Toward local police agencies, Arab Americans reported a fair amount of goodwill, even in jurisdictions where the two had little interaction. Where departments invested resources to cultivate this goodwill, the evidence points to dividends in the form of reduced tension. Community perceptions of federal law enforcement were less positive. Even though most of the FBI field offices in the study had reached out to Arab American communities, many Arab Americans remained fearful and suspicious of federal efforts.
Local law enforcement has a role to play in detecting potential threats of all types - not only those that emerge from a radical jihadist mindset, but from other ideologies as well (e.g., Timothy McVeigh-type "patriot" groups, narco-terrorists, etc.) My post on the Vera report is here.

Update 2008-05-07: Yesterday, DHS Undersecretary for Intelligence and Analysis Charlie Allen also riffed on al Qaeda's improved recruiting capabilities in Western societies:
Al-Qaeda's leadership has delivered over the past 12 months, an unprecedented number of audio and video messages and has increased its translation capability, diversity of subject matters, and media savvy to reach out to wider audiences globally. Its objective is to gain wide Muslim support, empathy, financing, and future recruits.

At the top of this sophisticated marketing machine, al Qaida leaders have carefully crafted and controlled their words. Al Sahab produces the audio or videotapes; the al-Fajr online media network plays the messages on numerous electronic platforms to include messages that download onto iPods and similar electronic devices. The Global Islamic Media Front then translates, re-packages, and re-disseminates these messages onto numerous - sometimes redundant - websites with the capacity to regenerate any website if a government or private entity attempts to bring it down.

I find it particularly alarming that al Qaida is improving its ability to translate its messages to target Europeans and North Americans. A year ago, al Qaida leaders solicited for "English translators" and subsequently have ratcheted up the speed and accuracy of translated statements openly marketed to U.S. and other English-speaking audiences. Last month, Osama bin Ladin's Chief Deputy Ayman al-Zawahiri released English translations of a two-part online interview to address questions from both extremists and mainstream Muslims around the world.
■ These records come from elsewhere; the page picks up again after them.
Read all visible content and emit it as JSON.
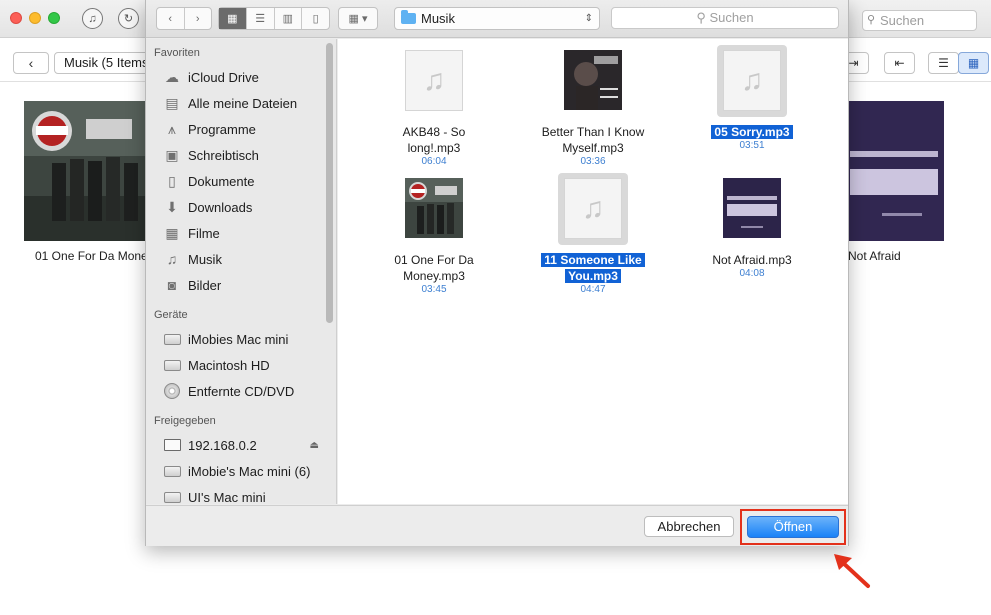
{
  "background_app": {
    "search_placeholder": "Suchen",
    "breadcrumb": "Musik (5 Items",
    "albums": [
      {
        "label": "01 One For Da Mone"
      },
      {
        "label": "Not Afraid"
      }
    ]
  },
  "dialog": {
    "path": "Musik",
    "search_placeholder": "Suchen",
    "sidebar": {
      "sections": [
        {
          "heading": "Favoriten",
          "items": [
            "iCloud Drive",
            "Alle meine Dateien",
            "Programme",
            "Schreibtisch",
            "Dokumente",
            "Downloads",
            "Filme",
            "Musik",
            "Bilder"
          ]
        },
        {
          "heading": "Geräte",
          "items": [
            "iMobies Mac mini",
            "Macintosh HD",
            "Entfernte CD/DVD"
          ]
        },
        {
          "heading": "Freigegeben",
          "items": [
            "192.168.0.2",
            "iMobie's Mac mini (6)",
            "UI's Mac mini"
          ]
        }
      ]
    },
    "files": [
      {
        "line1": "AKB48 - So",
        "line2": "long!.mp3",
        "duration": "06:04"
      },
      {
        "line1": "Better Than I Know",
        "line2": "Myself.mp3",
        "duration": "03:36"
      },
      {
        "line1": "05 Sorry.mp3",
        "line2": "",
        "duration": "03:51"
      },
      {
        "line1": "01 One For Da",
        "line2": "Money.mp3",
        "duration": "03:45"
      },
      {
        "line1": "11 Someone Like",
        "line2": "You.mp3",
        "duration": "04:47"
      },
      {
        "line1": "Not Afraid.mp3",
        "line2": "",
        "duration": "04:08"
      }
    ],
    "buttons": {
      "cancel": "Abbrechen",
      "open": "Öffnen"
    },
    "accent_color": "#1162d5",
    "highlight_color": "#e3311b"
  }
}
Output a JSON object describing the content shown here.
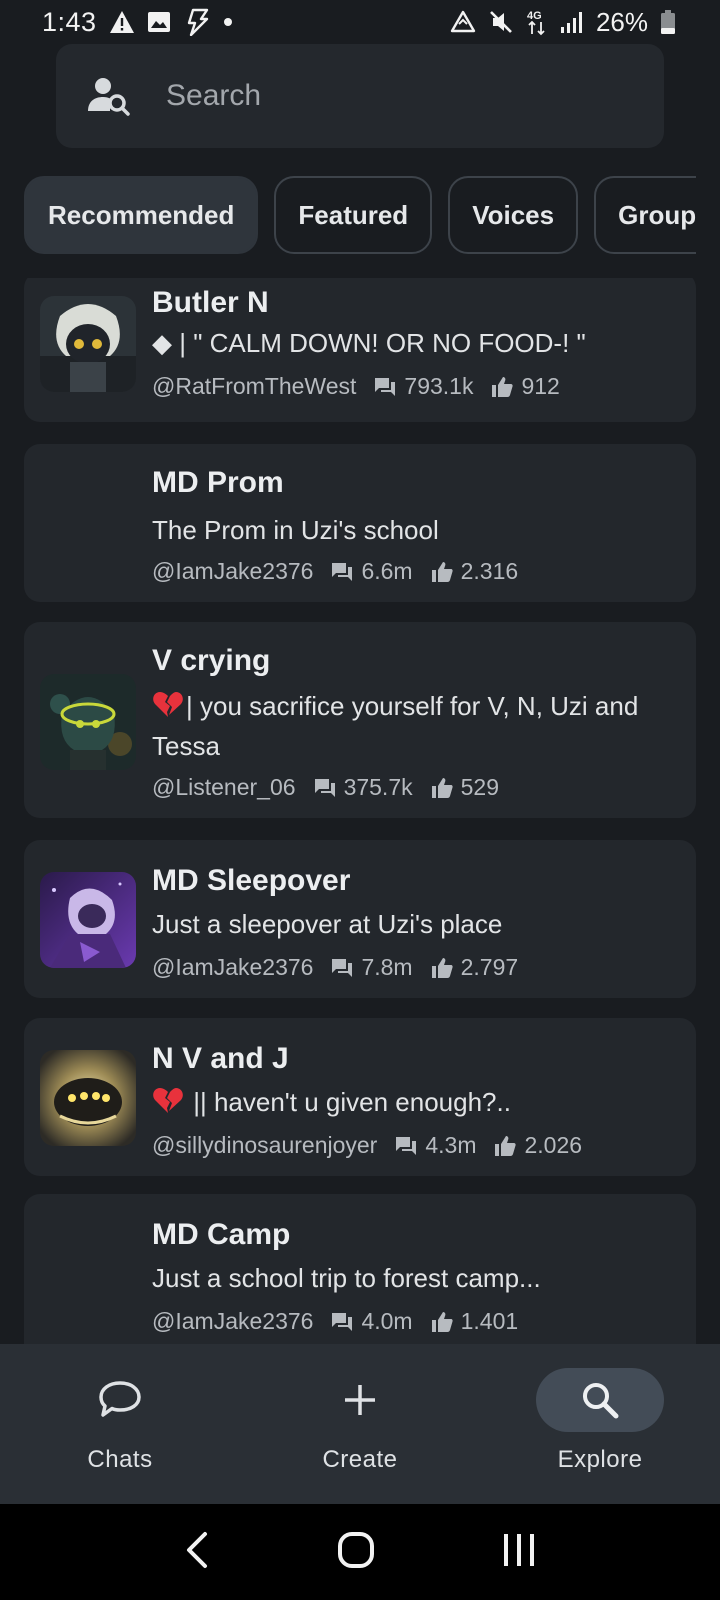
{
  "status_bar": {
    "time": "1:43",
    "network": "4G",
    "battery": "26%"
  },
  "search": {
    "placeholder": "Search"
  },
  "tabs": [
    {
      "label": "Recommended",
      "active": true
    },
    {
      "label": "Featured",
      "active": false
    },
    {
      "label": "Voices",
      "active": false
    },
    {
      "label": "Groups",
      "active": false
    }
  ],
  "cards": [
    {
      "title": "Butler N",
      "description": "◆ | \" CALM DOWN! OR NO FOOD-! \"",
      "author": "@RatFromTheWest",
      "chats": "793.1k",
      "likes": "912",
      "has_avatar": true
    },
    {
      "title": "MD Prom",
      "description": "The Prom in Uzi's school",
      "author": "@IamJake2376",
      "chats": "6.6m",
      "likes": "2.316",
      "has_avatar": false
    },
    {
      "title": "V crying",
      "description": "| you sacrifice yourself for V, N, Uzi and Tessa",
      "author": "@Listener_06",
      "chats": "375.7k",
      "likes": "529",
      "has_avatar": true
    },
    {
      "title": "MD Sleepover",
      "description": "Just a sleepover at Uzi's place",
      "author": "@IamJake2376",
      "chats": "7.8m",
      "likes": "2.797",
      "has_avatar": true
    },
    {
      "title": "N V and J",
      "description": " || haven't u given enough?..",
      "author": "@sillydinosaurenjoyer",
      "chats": "4.3m",
      "likes": "2.026",
      "has_avatar": true
    },
    {
      "title": "MD Camp",
      "description": "Just a school trip to forest camp...",
      "author": "@IamJake2376",
      "chats": "4.0m",
      "likes": "1.401",
      "has_avatar": false
    }
  ],
  "bottom_nav": [
    {
      "label": "Chats",
      "icon": "chat-bubble-icon",
      "active": false
    },
    {
      "label": "Create",
      "icon": "plus-icon",
      "active": false
    },
    {
      "label": "Explore",
      "icon": "search-icon",
      "active": true
    }
  ],
  "colors": {
    "background": "#191c20",
    "card": "#23272c",
    "active_tab": "#2f353c",
    "nav_bar": "#2a2f35",
    "heart_red": "#e8323c"
  }
}
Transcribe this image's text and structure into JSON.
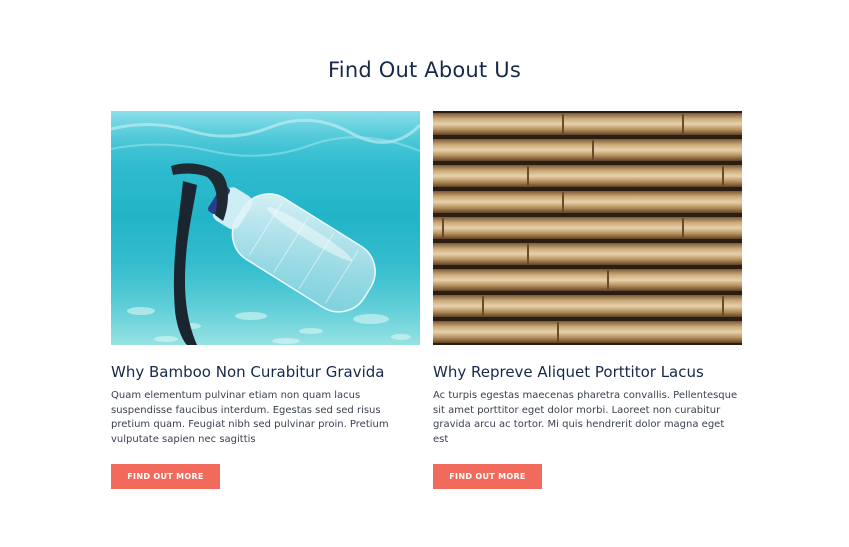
{
  "section": {
    "title": "Find Out About Us"
  },
  "cards": [
    {
      "image": "plastic-bottle-underwater",
      "title": "Why Bamboo Non Curabitur Gravida",
      "body": "Quam elementum pulvinar etiam non quam lacus suspendisse faucibus interdum. Egestas sed sed risus pretium quam. Feugiat nibh sed pulvinar proin. Pretium vulputate sapien nec sagittis",
      "button_label": "FIND OUT MORE"
    },
    {
      "image": "bamboo-stalks",
      "title": "Why Repreve Aliquet Porttitor Lacus",
      "body": "Ac turpis egestas maecenas pharetra convallis. Pellentesque sit amet porttitor eget dolor morbi. Laoreet non curabitur gravida arcu ac tortor. Mi quis hendrerit dolor magna eget est",
      "button_label": "FIND OUT MORE"
    }
  ],
  "colors": {
    "heading": "#17294a",
    "button": "#f26a5b",
    "button_text": "#ffffff"
  }
}
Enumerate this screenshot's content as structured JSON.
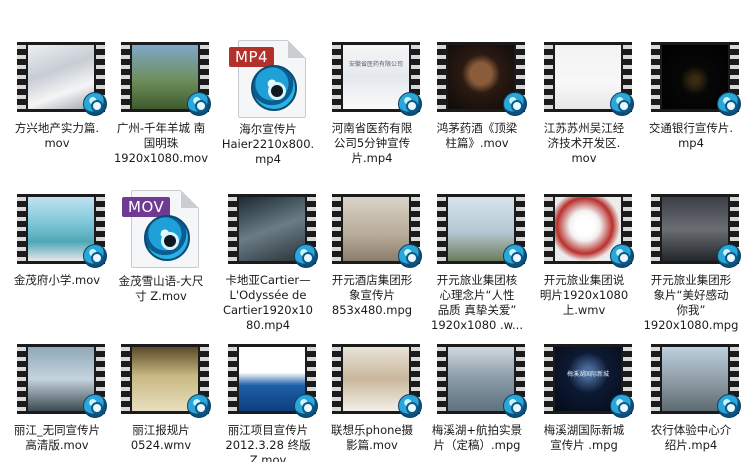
{
  "files": [
    {
      "name": "方兴地产实力篇.mov",
      "lines": [
        "方兴地产实力篇.",
        "mov"
      ],
      "kind": "video"
    },
    {
      "name": "广州-千年羊城 南国明珠 1920x1080.mov",
      "lines": [
        "广州-千年羊城 南",
        "国明珠",
        "1920x1080.mov"
      ],
      "kind": "video"
    },
    {
      "name": "海尔宣传片 Haier2210x800.mp4",
      "lines": [
        "海尔宣传片",
        "Haier2210x800.",
        "mp4"
      ],
      "kind": "doc",
      "tag": "MP4"
    },
    {
      "name": "河南省医药有限公司5分钟宣传片.mp4",
      "lines": [
        "河南省医药有限",
        "公司5分钟宣传",
        "片.mp4"
      ],
      "kind": "video"
    },
    {
      "name": "鸿茅药酒《顶梁柱篇》.mov",
      "lines": [
        "鸿茅药酒《顶梁",
        "柱篇》.mov"
      ],
      "kind": "video"
    },
    {
      "name": "江苏苏州吴江经济技术开发区.mov",
      "lines": [
        "江苏苏州吴江经",
        "济技术开发区.",
        "mov"
      ],
      "kind": "video"
    },
    {
      "name": "交通银行宣传片.mp4",
      "lines": [
        "交通银行宣传片.",
        "mp4"
      ],
      "kind": "video"
    },
    {
      "name": "金茂府小学.mov",
      "lines": [
        "金茂府小学.mov"
      ],
      "kind": "video"
    },
    {
      "name": "金茂雪山语-大尺寸 Z.mov",
      "lines": [
        "金茂雪山语-大尺",
        "寸 Z.mov"
      ],
      "kind": "doc",
      "tag": "MOV"
    },
    {
      "name": "卡地亚Cartier—L'Odyssée de Cartier1920x1080.mp4",
      "lines": [
        "卡地亚Cartier—",
        "L'Odyssée de",
        "Cartier1920x10",
        "80.mp4"
      ],
      "kind": "video"
    },
    {
      "name": "开元酒店集团形象宣传片 853x480.mpg",
      "lines": [
        "开元酒店集团形",
        "象宣传片",
        "853x480.mpg"
      ],
      "kind": "video"
    },
    {
      "name": "开元旅业集团核心理念片“人性品质 真挚关爱” 1920x1080 .wmv",
      "lines": [
        "开元旅业集团核",
        "心理念片“人性",
        "品质 真挚关爱”",
        "1920x1080 .w..."
      ],
      "kind": "video"
    },
    {
      "name": "开元旅业集团说明片1920x1080上.wmv",
      "lines": [
        "开元旅业集团说",
        "明片1920x1080",
        "上.wmv"
      ],
      "kind": "video"
    },
    {
      "name": "开元旅业集团形象片“美好感动你我” 1920x1080.mpg",
      "lines": [
        "开元旅业集团形",
        "象片“美好感动",
        "你我”",
        "1920x1080.mpg"
      ],
      "kind": "video"
    },
    {
      "name": "丽江_无同宣传片高清版.mov",
      "lines": [
        "丽江_无同宣传片",
        "高清版.mov"
      ],
      "kind": "video"
    },
    {
      "name": "丽江报规片0524.wmv",
      "lines": [
        "丽江报规片",
        "0524.wmv"
      ],
      "kind": "video"
    },
    {
      "name": "丽江项目宣传片2012.3.28 终版Z.mov",
      "lines": [
        "丽江项目宣传片",
        "2012.3.28 终版",
        "Z.mov"
      ],
      "kind": "video"
    },
    {
      "name": "联想乐phone摄影篇.mov",
      "lines": [
        "联想乐phone摄",
        "影篇.mov"
      ],
      "kind": "video"
    },
    {
      "name": "梅溪湖+航拍实景片（定稿）.mpg",
      "lines": [
        "梅溪湖+航拍实景",
        "片（定稿）.mpg"
      ],
      "kind": "video"
    },
    {
      "name": "梅溪湖国际新城宣传片 .mpg",
      "lines": [
        "梅溪湖国际新城",
        "宣传片 .mpg"
      ],
      "kind": "video"
    },
    {
      "name": "农行体验中心介绍片.mp4",
      "lines": [
        "农行体验中心介",
        "绍片.mp4"
      ],
      "kind": "video"
    }
  ],
  "thumb_captions": {
    "f3": "安徽省医药有限公司",
    "f19": "梅溪湖国际新城"
  },
  "colors": {
    "mp4_tag": "#b3312b",
    "mov_tag": "#6f3a91",
    "badge": "#2aa7d8"
  },
  "icons": {
    "badge": "quicktime-disc-icon",
    "doc": "video-file-icon"
  }
}
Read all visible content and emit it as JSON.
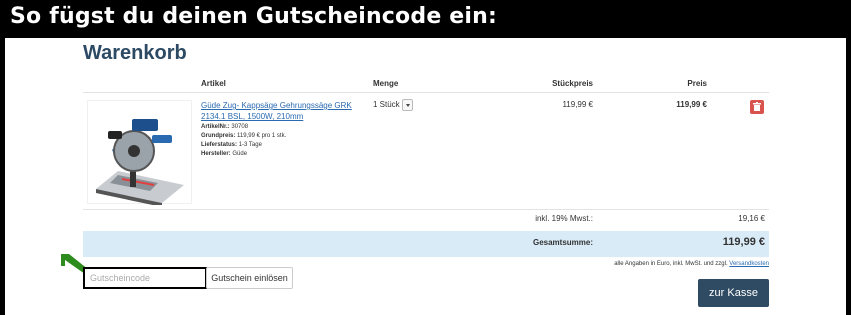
{
  "banner": {
    "title": "So fügst du deinen Gutscheincode ein:"
  },
  "cart": {
    "title": "Warenkorb",
    "columns": {
      "article": "Artikel",
      "quantity": "Menge",
      "unit_price": "Stückpreis",
      "price": "Preis"
    },
    "items": [
      {
        "name": "Güde Zug- Kappsäge Gehrungssäge GRK 2134.1 BSL, 1500W, 210mm",
        "meta": [
          {
            "label": "ArtikelNr.:",
            "value": "30708"
          },
          {
            "label": "Grundpreis:",
            "value": "119,99 € pro 1 stk."
          },
          {
            "label": "Lieferstatus:",
            "value": "1-3 Tage"
          },
          {
            "label": "Hersteller:",
            "value": "Güde"
          }
        ],
        "quantity": "1 Stück",
        "unit_price": "119,99 €",
        "price": "119,99 €"
      }
    ],
    "tax": {
      "label": "inkl. 19% Mwst.:",
      "value": "19,16 €"
    },
    "total": {
      "label": "Gesamtsumme:",
      "value": "119,99 €"
    },
    "note": {
      "text": "alle Angaben in Euro, inkl. MwSt. und zzgl.",
      "link": "Versandkosten"
    },
    "coupon": {
      "placeholder": "Gutscheincode",
      "button": "Gutschein einlösen"
    },
    "checkout_label": "zur Kasse"
  },
  "colors": {
    "accent": "#2f4b63",
    "total_bar": "#d9ebf7",
    "delete": "#d9534f",
    "arrow": "#2e8b1e",
    "link": "#2a6ab0"
  },
  "icons": {
    "delete": "trash-icon",
    "dropdown": "chevron-down-icon",
    "pointer": "arrow-icon"
  }
}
To help al Qaida target US citizens, several radical websites in the United States have re-packaged al Qaida statements with American vernacular and commentary intending to sway U.S. Muslims.